Andrew L. Urban
Bruce Lehrmann sat quietly in a back corner of the anodyne, lawyer-filled room in Canberra last week where former judge Walter Sofronoff KC is chairing the inquiry into the hot mess that grew out of the Brittany Higgins allegation of rape against him. The tables had turned: he wasn’t the defendant in this hearing, his former prosecutor was.
The public hearings began on Monday May 8, 2023, and the first witness to appear was the ACT’s DPP, Shane Drumgold, who prosecuted the case at the trial that was aborted even as the jury was considering their verdict, in October 2022, after hearing two weeks of evidence. It was aborted due to juror misconduct, but after the first week of the inquiry, it could be argued that had a guilty verdict been delivered, Lehrmann’s appeal would have unearthed the same grave errors of judgement by Drumgold that he was forced to admit in the Sofronoff inquiry last week. But the admissions – often made reluctantly, hesitantly, with qualifications – were not accompanied by expressions of regret.
He admitted to the inquiry, after hot grilling by Kate Richardson SC acting for the AFP, that he no longer believed or suspected that there was a conspiracy between ministers, the AFP commissioner and police to interfere with the process and close it down.
He admitted he had not read all the police statements, and that he was wrong to claim the AFP investigative review document (the Moller report) was privileged – and therefore he had not made it available to the Lehrmann defence team. Drumgold said he didn’t want the Moller Report in the hands of the defence because he thought it would be “crushing” to Higgins. (And to the defendant? And to the course of justice?)
He admitted that it “never occurred” to him to tell Higgins that he (alone) had read her confidential counselling notes, nor that he should step down from the case after reading them.
He admitted he did not give Lisa Wilkinson a clear warning not to give her speech at the Logies; he didn’t want to hear it when she began to read it out to him, but felt confident that her lawyers would give her the right advice. It was not for him to do that. He thought she came to him (with lawyer in attendance) to brag about her Logie nomination (for her interview of Higgins; her speech at the award ceremony referenced the case).
He admitted to misleading the court when he told Chief Justice Lucy McCallum that a proofing note the judge relied on to castigate journalist Lisa Wilkinson was contemporaneous and that it was created by his junior solicitor. That part of the proofing note was created at the DPP’s explicit direction to a junior lawyer, in his office, after Wilkinson’s controversial Logies speech.
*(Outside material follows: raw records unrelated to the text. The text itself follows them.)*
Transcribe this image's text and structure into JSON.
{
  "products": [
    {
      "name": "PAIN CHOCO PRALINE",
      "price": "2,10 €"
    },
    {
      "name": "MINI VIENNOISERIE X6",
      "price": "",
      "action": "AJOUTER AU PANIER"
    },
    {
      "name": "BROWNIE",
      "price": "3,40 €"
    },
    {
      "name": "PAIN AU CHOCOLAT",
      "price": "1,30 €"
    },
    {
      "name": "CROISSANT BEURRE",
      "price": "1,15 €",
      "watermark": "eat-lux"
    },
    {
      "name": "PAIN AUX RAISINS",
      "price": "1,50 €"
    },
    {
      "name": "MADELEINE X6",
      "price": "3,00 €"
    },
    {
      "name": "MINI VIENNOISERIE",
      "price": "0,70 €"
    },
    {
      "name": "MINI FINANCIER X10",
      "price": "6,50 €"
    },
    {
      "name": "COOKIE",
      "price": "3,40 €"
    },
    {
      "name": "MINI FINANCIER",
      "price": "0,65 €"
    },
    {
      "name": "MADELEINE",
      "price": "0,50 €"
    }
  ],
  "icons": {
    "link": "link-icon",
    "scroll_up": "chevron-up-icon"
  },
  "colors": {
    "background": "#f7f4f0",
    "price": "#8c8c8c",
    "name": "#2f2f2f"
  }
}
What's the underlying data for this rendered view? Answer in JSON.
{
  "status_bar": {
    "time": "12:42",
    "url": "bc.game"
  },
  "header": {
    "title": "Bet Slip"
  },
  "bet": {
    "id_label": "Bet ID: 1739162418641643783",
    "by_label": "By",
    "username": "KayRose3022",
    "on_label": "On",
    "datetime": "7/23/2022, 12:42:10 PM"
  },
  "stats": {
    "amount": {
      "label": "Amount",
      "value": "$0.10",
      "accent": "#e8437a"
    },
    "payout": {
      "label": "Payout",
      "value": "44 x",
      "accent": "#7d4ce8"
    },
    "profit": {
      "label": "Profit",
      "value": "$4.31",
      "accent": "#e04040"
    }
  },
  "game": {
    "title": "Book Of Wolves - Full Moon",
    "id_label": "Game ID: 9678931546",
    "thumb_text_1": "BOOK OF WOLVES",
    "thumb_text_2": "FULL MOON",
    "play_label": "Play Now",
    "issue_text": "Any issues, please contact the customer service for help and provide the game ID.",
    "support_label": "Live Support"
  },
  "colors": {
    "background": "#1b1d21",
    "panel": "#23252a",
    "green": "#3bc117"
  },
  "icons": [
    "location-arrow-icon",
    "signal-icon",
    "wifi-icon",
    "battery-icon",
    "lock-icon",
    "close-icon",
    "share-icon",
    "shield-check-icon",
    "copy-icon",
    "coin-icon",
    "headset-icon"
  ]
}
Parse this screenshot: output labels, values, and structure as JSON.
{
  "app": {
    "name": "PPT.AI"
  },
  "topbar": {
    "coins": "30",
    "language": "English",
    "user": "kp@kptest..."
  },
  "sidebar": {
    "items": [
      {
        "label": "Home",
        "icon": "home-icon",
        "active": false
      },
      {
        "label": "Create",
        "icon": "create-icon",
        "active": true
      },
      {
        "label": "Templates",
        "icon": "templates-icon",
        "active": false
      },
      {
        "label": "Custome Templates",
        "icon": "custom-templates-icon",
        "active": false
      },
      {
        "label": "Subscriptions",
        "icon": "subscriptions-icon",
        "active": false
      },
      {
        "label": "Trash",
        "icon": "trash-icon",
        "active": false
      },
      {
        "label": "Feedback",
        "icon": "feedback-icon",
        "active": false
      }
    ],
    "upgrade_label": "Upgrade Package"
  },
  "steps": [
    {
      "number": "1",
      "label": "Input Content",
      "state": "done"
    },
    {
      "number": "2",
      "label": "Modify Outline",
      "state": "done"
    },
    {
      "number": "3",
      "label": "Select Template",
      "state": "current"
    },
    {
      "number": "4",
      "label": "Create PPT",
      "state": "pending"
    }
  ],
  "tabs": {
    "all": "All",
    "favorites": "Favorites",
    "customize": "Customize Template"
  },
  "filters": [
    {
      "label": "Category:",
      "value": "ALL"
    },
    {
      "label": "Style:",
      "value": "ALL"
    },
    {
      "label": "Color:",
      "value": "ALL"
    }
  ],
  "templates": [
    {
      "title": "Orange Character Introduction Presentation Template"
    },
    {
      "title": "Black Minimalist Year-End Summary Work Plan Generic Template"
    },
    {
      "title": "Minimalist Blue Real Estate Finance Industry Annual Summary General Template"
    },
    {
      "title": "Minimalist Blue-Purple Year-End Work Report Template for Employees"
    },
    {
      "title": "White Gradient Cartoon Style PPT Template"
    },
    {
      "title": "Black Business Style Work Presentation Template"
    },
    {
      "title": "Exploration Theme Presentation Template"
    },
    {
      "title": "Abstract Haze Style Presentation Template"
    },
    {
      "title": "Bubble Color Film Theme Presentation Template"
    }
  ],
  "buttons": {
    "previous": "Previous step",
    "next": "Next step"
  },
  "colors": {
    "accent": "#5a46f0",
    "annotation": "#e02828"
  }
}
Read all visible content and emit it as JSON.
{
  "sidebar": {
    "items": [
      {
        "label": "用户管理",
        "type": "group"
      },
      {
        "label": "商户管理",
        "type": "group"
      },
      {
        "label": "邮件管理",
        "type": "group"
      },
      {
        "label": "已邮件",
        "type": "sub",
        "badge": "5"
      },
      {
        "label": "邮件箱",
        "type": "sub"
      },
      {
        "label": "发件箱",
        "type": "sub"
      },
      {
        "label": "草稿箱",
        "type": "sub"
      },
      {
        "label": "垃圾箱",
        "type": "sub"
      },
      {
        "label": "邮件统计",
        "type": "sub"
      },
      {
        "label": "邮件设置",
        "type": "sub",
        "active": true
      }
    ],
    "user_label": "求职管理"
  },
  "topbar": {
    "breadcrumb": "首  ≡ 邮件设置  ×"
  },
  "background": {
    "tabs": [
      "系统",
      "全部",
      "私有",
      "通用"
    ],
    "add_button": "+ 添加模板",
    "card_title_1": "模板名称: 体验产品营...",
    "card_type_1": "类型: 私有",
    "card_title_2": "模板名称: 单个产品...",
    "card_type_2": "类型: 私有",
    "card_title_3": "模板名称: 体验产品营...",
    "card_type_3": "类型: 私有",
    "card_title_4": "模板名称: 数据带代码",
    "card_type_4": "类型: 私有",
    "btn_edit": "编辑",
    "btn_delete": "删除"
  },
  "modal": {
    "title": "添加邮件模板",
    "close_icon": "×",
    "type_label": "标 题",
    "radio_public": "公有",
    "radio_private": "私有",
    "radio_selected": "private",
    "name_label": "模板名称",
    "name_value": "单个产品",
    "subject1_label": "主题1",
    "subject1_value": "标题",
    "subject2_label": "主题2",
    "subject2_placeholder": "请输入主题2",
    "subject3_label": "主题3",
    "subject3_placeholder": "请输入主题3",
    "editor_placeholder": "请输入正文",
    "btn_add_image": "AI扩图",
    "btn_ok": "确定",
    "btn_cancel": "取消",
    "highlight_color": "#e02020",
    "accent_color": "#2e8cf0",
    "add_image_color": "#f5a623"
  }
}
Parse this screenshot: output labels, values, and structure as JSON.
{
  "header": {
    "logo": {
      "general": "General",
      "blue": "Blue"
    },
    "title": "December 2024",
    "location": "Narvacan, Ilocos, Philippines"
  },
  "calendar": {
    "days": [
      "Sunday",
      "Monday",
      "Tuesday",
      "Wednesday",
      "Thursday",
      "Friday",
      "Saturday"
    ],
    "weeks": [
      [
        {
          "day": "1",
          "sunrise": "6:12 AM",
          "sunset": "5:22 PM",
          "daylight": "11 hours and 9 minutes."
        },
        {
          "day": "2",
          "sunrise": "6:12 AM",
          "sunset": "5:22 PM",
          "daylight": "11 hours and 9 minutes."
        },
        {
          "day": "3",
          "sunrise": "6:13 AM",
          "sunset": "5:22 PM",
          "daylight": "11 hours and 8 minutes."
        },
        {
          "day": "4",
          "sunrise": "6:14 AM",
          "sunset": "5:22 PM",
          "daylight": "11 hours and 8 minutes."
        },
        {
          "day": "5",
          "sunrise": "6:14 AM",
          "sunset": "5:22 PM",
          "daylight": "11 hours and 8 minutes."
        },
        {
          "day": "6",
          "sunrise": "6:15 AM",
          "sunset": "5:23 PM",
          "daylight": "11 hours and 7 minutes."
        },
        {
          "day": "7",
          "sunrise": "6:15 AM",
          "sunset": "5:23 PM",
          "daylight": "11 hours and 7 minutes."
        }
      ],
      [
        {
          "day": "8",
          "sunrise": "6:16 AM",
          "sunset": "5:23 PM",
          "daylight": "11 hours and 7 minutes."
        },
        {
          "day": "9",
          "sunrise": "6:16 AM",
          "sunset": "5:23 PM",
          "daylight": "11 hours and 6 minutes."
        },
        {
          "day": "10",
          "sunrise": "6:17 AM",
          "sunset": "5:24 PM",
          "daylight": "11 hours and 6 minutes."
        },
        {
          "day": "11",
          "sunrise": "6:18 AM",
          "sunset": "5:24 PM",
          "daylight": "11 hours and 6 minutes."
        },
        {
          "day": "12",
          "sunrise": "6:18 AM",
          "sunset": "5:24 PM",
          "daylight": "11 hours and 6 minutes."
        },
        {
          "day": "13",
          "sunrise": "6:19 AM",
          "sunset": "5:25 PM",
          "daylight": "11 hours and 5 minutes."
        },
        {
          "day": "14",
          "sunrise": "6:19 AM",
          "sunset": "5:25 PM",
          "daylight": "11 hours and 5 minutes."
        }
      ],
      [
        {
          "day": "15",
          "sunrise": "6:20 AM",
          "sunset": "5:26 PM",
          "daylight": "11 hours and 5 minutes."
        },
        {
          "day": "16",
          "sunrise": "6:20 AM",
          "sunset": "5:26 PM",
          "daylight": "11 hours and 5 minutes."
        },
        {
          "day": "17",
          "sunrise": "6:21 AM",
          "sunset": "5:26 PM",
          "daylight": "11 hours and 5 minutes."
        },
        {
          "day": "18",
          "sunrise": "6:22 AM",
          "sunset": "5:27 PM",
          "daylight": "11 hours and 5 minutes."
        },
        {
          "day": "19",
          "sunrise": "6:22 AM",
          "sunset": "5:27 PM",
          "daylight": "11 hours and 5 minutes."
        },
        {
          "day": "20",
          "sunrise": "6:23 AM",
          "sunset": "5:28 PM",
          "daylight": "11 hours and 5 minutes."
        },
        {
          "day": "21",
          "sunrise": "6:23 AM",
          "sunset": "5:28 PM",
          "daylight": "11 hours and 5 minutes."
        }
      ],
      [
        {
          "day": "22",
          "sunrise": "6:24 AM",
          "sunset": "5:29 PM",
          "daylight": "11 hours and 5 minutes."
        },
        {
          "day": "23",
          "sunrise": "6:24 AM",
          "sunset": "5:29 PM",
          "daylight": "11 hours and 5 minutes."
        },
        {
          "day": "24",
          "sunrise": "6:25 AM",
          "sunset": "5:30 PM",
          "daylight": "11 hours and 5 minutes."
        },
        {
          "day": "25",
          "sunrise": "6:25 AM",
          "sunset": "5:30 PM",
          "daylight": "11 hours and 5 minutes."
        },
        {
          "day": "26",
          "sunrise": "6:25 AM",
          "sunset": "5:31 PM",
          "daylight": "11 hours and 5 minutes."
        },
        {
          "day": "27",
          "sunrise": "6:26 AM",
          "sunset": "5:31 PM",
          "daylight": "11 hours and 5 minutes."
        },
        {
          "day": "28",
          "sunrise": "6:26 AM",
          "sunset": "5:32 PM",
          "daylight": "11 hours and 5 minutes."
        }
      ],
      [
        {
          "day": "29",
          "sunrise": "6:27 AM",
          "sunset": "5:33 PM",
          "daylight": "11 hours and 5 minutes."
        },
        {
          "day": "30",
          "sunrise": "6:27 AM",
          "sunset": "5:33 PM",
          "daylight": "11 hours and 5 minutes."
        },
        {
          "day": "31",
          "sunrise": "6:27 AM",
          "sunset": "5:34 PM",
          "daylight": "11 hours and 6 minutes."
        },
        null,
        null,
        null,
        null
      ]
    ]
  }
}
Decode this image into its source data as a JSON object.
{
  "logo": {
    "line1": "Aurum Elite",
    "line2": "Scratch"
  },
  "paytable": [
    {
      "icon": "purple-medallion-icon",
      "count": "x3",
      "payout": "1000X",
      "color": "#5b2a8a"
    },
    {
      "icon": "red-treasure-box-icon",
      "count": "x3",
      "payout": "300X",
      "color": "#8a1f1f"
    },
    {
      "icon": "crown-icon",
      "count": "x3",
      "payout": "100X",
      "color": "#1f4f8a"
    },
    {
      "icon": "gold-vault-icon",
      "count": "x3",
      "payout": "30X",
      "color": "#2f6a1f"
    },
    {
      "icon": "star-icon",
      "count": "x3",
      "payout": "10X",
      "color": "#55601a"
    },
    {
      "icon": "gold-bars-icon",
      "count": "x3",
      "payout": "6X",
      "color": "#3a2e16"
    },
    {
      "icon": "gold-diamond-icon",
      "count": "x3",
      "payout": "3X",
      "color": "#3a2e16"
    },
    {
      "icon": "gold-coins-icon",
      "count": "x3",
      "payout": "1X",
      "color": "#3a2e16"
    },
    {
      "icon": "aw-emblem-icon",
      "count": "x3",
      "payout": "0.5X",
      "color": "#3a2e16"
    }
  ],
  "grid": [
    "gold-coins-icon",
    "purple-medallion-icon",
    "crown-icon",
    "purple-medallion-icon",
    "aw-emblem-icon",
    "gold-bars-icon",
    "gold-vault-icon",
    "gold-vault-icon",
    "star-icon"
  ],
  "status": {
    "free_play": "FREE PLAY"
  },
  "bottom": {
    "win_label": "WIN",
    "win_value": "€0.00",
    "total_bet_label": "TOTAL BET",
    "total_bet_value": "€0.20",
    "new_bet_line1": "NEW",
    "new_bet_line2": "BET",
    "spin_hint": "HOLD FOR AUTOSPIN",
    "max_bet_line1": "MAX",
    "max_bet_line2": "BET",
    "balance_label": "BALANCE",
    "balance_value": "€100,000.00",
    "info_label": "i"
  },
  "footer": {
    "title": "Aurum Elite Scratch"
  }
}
He agreed with Sofronoff that his submissions “could have the effect of misleading her”. Barrister Sue Chrysanthou SC, for Wilkinson, put it to Drumgold that he knew the judge’s interpretation was not accurate and did nothing to correct her. “I thought I had warned her (Wilkinson). I thought what I said to her amounted to a warning,” he said.
On Wednesday, counsel assisting, Erin Longbottom KC, asked Drumgold about his December press statement where he lauded Higgins’ bravery and dignity after announcing he would not retry Lehrmann.
Longbottom: “Did you turn your mind to the impact that statement might have on Mr Lehrmann, who was entitled to the presumption of innocence?”
Drumgold: “Possibly not as much as I should have.”
After Longbottom’s questions led Drumgold to admit that he was unfair to Lehrmann in that public outburst, the DPP doubled down on Thursday by claiming, without a scintilla of evidence, there were 11 jurors who planned to convict Lehrmann. One rogue juror, who caused the mistrial, was the holdout, he claimed.
He repeatedly told the hearing that in his view, the police were “passionate” in their belief that the case should not proceed to trial. To Drumgold that demonstrated their outdated stereotypical views about sexual assault complainants. Statements tendered to the inquiry record Drumgold as describing police as “boofheads”. He accused them, in front of the jury, of having a low skill set.
The obvious irony to anyone observing the Sofronoff inquiry last week is that it seemed Drumgold was the one who so passionately believed the complainant that his own bias was obscured.
“His fate now depends on what Sofronoff makes of his responses and whether he concludes that the DPP breached his duties when he commenced, continued and then discontinued the case against Lehrmann,” according to Chris Merritt, Vice President of the Rule of Law Institute.
Sitting a few steps from Drumgold in front of Sofronoff was Mark Tedeschi KC, representing Drumgold. To this observer, Tedeschi was a fitting choice for Drumgold. He is the former NSW DPP who prosecuted Gordon Wood (among others) and had to defend himself against a malicious prosecution charge by Wood. At that trial, Justice Fullerton reprimanded Tedeschi for being “disingenuous” and for “impermissibly straining for a conviction”. Drumgold may have recognised a kindred spirit…
The inquiry will continue to hold public hearings on Monday and Tuesday next week (May 15 & 16, 2023), with evidence from Lehrmann’s barrister Steven Whybrow SC.